Senator Warfield, who is openly gay and Sinn Féin activist and party spokesperson on youth affairs, LGBTQI rights and the arts, last week issued a statement backing the ‘StandUp!’ campaign by LGBT advocacy and support group BeLonG To.
BeLonG To’s Stand Up! campaign was identified as one of the key actions schools can take under the Government’s National Action Plan on Bullying.
Senator Warfield, who recently experienced a homophobic incident when he and his boyfriend were verbally abused on a trip to London, said:
“Homophobia is real – marriage equality was never going to solve the problem entirely.
“One of the wrongs that the LGBT community is trying to address is that we’ve been dropping the “t” from LGBT and not prioritising transgender rights.
“The Gender Recognition Act 2015 was very progressive, but it needs amending as 16 and 17-year-olds need to go through the onerous process of the courts and parental consent to self-determine their own gender.
“Despite substantial steps for equality in recent years, LBGT bullying and prejudice are still commonplace in Ireland. Due to this, our youth face distress coming out for fear of discrimination or mistreatment.”
When asked about his own experiences, Senator Warfield said:
“When I was in school, I didn’t come out but there was a BeLonG To poster in the school condemning homophobia.
“It said ‘it’s okay to be gay’, and I found that visibility reassuring and a realisation that staff could be approached.
“The only proven way to tackle homophobia and transphobia is to make intolerance unacceptable in our schools, workplaces and wider society and for LGBT allies to support their friends, colleagues and family members.
“That’s why I called on schools and workplaces to support BeLonG To’s ‘Stand Up!’ week and put an end to homophobia and transphobia.”

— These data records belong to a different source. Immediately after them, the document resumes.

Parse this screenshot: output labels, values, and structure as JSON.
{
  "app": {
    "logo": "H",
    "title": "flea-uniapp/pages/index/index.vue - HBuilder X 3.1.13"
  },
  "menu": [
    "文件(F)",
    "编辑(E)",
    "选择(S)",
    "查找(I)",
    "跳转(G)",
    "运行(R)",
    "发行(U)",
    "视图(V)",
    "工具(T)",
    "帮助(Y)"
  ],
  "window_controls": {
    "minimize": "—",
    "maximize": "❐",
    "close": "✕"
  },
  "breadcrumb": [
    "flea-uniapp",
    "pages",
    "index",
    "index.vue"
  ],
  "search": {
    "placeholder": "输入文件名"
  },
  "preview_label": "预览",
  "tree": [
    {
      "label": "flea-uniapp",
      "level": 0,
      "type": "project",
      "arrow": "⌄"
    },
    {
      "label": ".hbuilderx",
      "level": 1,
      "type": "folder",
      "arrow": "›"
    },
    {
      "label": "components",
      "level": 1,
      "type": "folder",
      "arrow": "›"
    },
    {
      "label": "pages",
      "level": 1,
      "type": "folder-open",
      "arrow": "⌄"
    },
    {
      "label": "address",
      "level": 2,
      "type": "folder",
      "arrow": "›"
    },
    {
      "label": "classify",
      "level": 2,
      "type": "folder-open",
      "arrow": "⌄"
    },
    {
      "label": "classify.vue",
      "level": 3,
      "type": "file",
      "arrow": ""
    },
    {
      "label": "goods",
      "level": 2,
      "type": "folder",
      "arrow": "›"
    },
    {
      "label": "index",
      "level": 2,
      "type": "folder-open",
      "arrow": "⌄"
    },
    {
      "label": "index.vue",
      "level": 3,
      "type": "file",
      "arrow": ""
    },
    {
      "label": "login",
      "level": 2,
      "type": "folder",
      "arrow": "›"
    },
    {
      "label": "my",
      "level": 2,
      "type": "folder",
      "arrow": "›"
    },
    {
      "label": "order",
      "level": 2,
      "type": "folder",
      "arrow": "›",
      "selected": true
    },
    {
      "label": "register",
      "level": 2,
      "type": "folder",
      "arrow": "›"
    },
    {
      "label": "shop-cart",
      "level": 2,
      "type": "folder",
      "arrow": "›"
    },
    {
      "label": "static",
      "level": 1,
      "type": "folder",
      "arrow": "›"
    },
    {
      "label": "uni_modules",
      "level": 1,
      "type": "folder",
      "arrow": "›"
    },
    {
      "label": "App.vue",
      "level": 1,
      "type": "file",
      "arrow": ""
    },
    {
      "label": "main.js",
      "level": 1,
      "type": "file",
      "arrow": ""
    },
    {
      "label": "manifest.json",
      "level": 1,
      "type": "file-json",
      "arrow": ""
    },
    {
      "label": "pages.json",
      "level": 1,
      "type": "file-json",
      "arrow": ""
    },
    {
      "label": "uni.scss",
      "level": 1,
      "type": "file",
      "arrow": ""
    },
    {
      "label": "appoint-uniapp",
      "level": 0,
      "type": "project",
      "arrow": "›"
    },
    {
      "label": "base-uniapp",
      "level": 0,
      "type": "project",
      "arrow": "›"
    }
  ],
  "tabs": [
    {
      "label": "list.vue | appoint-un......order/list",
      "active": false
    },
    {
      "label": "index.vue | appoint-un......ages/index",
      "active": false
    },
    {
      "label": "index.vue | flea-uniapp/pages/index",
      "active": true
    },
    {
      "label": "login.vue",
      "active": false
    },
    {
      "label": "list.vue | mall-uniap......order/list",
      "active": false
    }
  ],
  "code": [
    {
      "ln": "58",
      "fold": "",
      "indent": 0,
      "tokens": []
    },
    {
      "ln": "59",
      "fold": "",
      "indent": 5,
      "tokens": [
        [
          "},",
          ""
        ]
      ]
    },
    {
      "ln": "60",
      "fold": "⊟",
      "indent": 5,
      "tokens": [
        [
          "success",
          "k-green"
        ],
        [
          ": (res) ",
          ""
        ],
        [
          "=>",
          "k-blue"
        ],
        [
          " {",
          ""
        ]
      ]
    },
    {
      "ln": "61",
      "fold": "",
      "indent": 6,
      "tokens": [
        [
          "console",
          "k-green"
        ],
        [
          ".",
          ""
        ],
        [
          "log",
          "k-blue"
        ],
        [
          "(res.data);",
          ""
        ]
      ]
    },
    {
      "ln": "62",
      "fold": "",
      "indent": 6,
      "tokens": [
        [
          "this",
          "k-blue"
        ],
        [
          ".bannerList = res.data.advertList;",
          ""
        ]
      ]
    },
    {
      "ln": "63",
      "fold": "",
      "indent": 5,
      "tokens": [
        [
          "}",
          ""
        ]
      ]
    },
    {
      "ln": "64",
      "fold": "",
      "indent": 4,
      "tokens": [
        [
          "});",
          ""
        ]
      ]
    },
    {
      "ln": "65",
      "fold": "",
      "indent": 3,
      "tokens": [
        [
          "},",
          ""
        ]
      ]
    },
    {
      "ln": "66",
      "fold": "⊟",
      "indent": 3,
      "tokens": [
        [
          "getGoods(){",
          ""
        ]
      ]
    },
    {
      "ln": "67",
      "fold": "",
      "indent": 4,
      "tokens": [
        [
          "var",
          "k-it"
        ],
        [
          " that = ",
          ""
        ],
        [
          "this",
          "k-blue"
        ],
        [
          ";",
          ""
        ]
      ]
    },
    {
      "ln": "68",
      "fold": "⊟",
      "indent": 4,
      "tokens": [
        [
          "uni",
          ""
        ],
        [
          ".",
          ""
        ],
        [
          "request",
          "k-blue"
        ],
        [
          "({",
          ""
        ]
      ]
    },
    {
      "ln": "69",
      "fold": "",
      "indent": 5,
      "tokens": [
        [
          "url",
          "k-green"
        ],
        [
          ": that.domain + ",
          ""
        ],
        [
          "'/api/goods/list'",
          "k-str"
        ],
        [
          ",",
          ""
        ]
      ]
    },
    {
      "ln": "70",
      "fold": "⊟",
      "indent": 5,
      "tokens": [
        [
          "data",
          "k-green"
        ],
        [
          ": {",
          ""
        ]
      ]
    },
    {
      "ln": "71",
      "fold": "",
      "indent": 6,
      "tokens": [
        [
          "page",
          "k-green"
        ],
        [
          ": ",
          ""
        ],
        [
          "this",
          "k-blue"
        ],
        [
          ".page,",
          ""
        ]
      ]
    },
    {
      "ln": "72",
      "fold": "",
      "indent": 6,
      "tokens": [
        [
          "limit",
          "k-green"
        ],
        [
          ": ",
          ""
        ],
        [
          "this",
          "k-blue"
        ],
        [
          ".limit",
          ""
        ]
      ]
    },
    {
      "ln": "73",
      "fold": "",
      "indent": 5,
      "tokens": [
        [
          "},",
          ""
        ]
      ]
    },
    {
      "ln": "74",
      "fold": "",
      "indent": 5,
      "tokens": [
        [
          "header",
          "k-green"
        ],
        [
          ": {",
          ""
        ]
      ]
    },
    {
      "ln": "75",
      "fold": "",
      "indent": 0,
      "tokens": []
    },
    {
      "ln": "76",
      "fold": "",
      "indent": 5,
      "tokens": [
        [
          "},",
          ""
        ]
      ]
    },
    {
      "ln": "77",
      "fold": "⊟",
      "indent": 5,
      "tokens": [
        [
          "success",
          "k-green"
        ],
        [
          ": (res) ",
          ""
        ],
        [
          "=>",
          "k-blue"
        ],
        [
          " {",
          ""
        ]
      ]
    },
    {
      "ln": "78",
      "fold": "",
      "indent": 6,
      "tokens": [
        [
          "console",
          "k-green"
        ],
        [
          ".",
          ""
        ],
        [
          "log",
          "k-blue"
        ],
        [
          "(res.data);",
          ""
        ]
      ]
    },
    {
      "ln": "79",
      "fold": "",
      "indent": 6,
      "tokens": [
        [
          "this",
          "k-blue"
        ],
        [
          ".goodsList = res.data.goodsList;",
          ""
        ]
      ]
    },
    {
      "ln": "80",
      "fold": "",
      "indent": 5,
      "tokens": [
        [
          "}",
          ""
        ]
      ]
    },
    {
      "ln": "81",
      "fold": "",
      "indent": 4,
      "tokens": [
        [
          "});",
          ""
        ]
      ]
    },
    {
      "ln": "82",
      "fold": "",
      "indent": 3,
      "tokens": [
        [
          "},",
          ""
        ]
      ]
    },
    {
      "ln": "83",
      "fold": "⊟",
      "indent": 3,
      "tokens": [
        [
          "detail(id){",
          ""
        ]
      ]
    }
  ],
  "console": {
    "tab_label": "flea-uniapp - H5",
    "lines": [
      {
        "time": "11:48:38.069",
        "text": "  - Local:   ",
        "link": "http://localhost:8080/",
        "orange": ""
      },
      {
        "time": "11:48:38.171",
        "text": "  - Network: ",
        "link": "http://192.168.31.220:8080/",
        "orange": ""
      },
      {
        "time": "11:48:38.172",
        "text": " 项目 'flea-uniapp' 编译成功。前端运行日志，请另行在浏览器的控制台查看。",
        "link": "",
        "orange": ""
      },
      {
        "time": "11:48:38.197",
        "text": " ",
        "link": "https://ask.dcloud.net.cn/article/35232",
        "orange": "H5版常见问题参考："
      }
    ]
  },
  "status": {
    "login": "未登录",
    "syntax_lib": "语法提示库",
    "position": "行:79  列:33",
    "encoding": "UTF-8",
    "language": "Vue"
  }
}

According to the CSO, 26 gender and LGBT related incidents were reported to the Gardaí in the first six months of 2016.